Saudi Arabia The rise of Generation Y leaders in Saudi Arabia is undergoing what amounts to no less than a Saudi "Glasnost' and has seen the largest government shake-up in 50 years. The country has recently unveiled plans for a new knowledge economy city, NEOM, slated to be the size of Belgium, powered by robots, drones, and artificial intelligence. Projects like this, we may have dreamed of as youth, but now seem to be coming to life. The government has a blueprint in its 2030 vision to radically transform its economy to begin slowly moving away from a monolithic hydrocarbon culture, driving the single largest foreign investment in Uber, at $3.5 billion, which captured the public's imagination and this is just the beginning. The Royal Court-led Public Investment Fund allocated $50 billion since last year, largely in technology in partnership with Japan's SoftBank. The fund is barreling tens of billions of dollars into foreign asset managers, and its alliance with SoftBank is buying into startups and skyscrapers. A much-hyped listing of oil giant Saudi Aramco has London and New York at its feet. A plan to diversify the economy away from hydrocarbons and open the doors to foreign capital could unleash a torrent of cash. From a connectivity perspective, Saudi Arabia has evolved from low single-digit internet penetration in 2000, to 70% internet penetration with a user base the size of Texas, at 20m users, and among the highest social media usage rates on earth. Saudi youth today live in a wholly different world than that of their parents and the Crown Prince's ambitious plans are clearing the path for them.

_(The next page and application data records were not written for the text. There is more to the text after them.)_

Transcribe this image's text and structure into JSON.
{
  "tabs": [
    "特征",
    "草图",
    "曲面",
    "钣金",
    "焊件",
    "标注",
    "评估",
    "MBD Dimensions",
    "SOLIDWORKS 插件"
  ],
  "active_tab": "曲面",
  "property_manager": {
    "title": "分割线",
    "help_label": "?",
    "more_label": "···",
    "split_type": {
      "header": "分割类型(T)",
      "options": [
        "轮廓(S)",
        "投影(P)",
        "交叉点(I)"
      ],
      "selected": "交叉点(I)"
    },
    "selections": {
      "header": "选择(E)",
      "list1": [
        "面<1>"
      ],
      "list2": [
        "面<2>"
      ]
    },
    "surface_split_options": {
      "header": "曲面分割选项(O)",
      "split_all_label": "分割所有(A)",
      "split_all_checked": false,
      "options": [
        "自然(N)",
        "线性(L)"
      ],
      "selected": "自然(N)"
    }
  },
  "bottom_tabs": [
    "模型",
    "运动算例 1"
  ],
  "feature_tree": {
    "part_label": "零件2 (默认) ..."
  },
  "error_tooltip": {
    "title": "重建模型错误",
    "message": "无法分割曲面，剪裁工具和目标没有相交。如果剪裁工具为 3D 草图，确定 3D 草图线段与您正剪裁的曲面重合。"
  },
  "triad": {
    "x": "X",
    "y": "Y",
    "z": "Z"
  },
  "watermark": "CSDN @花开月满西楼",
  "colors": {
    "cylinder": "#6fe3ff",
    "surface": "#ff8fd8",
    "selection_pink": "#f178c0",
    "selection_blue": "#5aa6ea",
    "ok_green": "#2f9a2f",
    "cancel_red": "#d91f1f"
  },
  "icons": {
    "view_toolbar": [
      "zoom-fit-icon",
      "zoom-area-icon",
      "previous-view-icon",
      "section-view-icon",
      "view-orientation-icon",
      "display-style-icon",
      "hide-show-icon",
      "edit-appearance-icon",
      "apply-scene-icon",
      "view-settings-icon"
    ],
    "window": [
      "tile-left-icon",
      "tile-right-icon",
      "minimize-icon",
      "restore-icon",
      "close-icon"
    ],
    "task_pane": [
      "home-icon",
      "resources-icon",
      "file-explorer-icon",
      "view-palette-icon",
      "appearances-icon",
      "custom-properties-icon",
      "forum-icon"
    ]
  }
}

Egypt President Abdel Fattah el-Sisi has signaled that reviving the economy is his central priority, and growth is slated to reach 4% this year, faster than most MENA markets. With a consumer market of over 90 million people, 60% of whom are under 30, Egypt has one of the largest populations of prospective online shoppers in the Arab-speaking world. However, Egypt's digital economy is still saddled with a paltry 38% internet penetration, a shortage of ICT jobs, periodic internet blackouts, and a lack of basic infrastructure in rural areas to facilitate e-commerce delivery. This is despite that Egypt has 50,000+ students graduating with ICT-focused degrees annually. Still the country's digital economy has soared 34% the last six years, from $2.68bn in 2011 to on pace to surpass $3.5bn this year, making digital one of the Egypt's economy emerging, prominent industries.
The Middle East digital economy is like an antiquity map makers' term for unexplored areas, "terra incognita," which is Latin for unknown lands. Enabling the region's high-tech industry could pivot the region for years to come- empowering Arab businesses, equipping youth with critical ICT skills, and maybe fundamentally alter the region's economic trajectory.